930-1000: Keynote 4: Rose Mutiso, Mawazo Institute: on supporting African women in research
1000-1030: Keynote 5: Dustin Gilbreath, CRRC Georgia: on machine learning to predict policy problems
1030-1100: Coffee break
1100-1230: Special session: Funding and think tanks: lessons from initiatives to support think tanks and implications for the future, with Goran Buldioski (OSF), Julie LaFrance (former TTI), Daniel Grutjen (Stiftung Mercator), Kristina Server (Fundable Impact LLC), Savior Mwambwa (OSF)
- WK1: Tactical Tech: Data detox session with Safa Ghnaim (Germany) Everyday steps you can take to control your digital privacy, security, and wellbeing in ways that feel right to you.
- WK2: CPD: Strategy development (Bangladesh)
- WK3: UNICEF: Global mapping of (potential) research partners for UNICEF: an open consultation: In collaboration with On Think Tanks and Southern Voice, UNICEF Office of Research-Innocenti is developing a mapping of research organisations that are based in UNICEF’s global programme areas. The aim is to identify a broad range of organisations in UNICEF programme countries for potential partnerships to generate evidence for children. The mapping will result in a directory and a visual network map for UNICEF staff to consult when requiring research support or partners.

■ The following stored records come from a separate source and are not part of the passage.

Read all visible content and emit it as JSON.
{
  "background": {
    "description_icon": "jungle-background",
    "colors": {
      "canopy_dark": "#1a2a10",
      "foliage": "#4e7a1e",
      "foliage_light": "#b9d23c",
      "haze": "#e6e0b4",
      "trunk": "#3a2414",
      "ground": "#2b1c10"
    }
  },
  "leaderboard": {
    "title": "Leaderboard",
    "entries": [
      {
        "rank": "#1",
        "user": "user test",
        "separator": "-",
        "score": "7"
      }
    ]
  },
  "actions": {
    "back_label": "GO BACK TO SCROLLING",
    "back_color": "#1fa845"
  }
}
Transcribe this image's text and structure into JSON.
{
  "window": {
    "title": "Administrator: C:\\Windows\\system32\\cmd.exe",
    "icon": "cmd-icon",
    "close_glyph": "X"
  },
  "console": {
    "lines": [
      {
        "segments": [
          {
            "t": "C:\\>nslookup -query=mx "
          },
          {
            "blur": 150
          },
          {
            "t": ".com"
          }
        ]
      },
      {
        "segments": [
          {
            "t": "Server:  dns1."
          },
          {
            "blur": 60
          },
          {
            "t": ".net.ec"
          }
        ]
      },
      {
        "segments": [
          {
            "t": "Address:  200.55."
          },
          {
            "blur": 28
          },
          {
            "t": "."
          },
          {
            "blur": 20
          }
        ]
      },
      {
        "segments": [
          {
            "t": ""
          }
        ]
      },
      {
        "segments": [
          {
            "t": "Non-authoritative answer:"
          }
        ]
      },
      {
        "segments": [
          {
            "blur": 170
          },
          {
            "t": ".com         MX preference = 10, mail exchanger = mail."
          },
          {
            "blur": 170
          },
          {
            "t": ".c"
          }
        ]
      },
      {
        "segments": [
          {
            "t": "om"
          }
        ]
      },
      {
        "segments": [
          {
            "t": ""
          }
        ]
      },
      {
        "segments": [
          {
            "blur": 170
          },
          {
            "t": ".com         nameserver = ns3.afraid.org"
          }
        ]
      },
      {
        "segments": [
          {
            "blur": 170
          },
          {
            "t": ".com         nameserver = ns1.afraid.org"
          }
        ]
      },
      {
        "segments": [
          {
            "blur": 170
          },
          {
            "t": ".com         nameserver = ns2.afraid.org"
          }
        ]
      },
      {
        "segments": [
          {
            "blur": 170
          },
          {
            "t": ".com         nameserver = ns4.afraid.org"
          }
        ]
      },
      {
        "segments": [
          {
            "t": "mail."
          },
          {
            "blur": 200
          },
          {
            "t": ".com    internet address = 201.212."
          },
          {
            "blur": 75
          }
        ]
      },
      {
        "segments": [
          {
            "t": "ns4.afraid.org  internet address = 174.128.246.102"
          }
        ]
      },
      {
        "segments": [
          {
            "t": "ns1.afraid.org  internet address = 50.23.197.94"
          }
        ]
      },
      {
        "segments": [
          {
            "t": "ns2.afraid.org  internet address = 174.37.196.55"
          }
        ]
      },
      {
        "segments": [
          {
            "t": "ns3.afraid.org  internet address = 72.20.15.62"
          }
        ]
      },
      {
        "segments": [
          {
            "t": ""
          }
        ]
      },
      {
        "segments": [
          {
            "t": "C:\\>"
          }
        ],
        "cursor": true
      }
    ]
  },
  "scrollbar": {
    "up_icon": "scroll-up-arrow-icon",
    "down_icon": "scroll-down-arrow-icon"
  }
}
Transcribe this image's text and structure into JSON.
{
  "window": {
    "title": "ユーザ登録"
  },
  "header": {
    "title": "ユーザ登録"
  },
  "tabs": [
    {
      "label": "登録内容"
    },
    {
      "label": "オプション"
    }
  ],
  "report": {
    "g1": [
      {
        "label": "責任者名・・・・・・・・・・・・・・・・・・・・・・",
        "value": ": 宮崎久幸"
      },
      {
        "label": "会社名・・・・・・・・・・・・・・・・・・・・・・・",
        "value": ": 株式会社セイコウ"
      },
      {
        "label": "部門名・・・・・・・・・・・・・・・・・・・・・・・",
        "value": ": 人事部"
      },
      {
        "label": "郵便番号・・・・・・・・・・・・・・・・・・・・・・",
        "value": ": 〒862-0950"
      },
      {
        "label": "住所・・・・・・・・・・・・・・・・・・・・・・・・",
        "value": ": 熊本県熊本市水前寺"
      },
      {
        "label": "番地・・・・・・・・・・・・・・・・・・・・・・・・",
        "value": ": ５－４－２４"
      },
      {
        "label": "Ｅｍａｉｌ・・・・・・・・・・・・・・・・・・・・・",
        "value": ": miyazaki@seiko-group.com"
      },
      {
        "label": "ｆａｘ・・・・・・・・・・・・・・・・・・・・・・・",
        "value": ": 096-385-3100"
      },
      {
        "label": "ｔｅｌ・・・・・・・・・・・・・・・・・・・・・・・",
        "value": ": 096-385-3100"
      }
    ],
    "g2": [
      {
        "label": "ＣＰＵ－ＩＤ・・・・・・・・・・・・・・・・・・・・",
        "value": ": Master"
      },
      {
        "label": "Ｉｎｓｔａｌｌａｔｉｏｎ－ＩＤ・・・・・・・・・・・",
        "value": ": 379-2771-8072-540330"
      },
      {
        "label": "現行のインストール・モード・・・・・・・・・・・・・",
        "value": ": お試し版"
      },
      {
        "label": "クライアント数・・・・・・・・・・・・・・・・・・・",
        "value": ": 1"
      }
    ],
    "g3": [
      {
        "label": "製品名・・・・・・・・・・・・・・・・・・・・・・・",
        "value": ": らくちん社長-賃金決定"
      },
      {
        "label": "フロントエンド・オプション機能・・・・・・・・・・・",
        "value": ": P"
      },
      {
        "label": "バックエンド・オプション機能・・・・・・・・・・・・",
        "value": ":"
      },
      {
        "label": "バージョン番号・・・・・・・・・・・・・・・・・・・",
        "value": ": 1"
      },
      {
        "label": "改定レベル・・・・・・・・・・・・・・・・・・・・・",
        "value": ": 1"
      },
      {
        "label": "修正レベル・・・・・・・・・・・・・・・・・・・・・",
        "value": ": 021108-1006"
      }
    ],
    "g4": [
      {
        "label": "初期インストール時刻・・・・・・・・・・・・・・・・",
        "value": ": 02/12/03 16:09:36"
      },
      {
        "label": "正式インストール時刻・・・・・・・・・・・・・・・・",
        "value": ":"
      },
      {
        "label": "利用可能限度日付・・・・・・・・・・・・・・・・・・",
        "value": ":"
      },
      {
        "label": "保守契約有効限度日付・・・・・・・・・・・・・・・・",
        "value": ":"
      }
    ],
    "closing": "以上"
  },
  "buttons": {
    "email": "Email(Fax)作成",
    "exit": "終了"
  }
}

In this session we will present a short overview of the project and gather input for the usability of these tools and next steps, as well as the broader utility of the mapping.
- WK4: Transparify: how is the index calculated and what are Transparify’s future plans (CONFIRMED)
1445-1615: Parallel D
- D1: State capture and think tanks, convened by Sonja Stojanovic Gajic (BCSP) (CONFIRMED)
- D2: Think tanks as learning organisations (monitoring and learning for think tanks), convened by Dena Lomofsky (Southern Hemisphere) and Claire Luzia Leifert (DGAP) (CONFIRMED)
- D4: Think tanks and impact investment: is there an opportunity?, convened by Belissa Rojas (OTT) (CONFIRMED)
- D5: TBC
1615-1645: Tea break
1645-1745: Final open session on what awaits the year until the next On Think Tanks Conference and the new connections made.
Goodbye drinks and reception with brief reflections from participants on a topic to be defined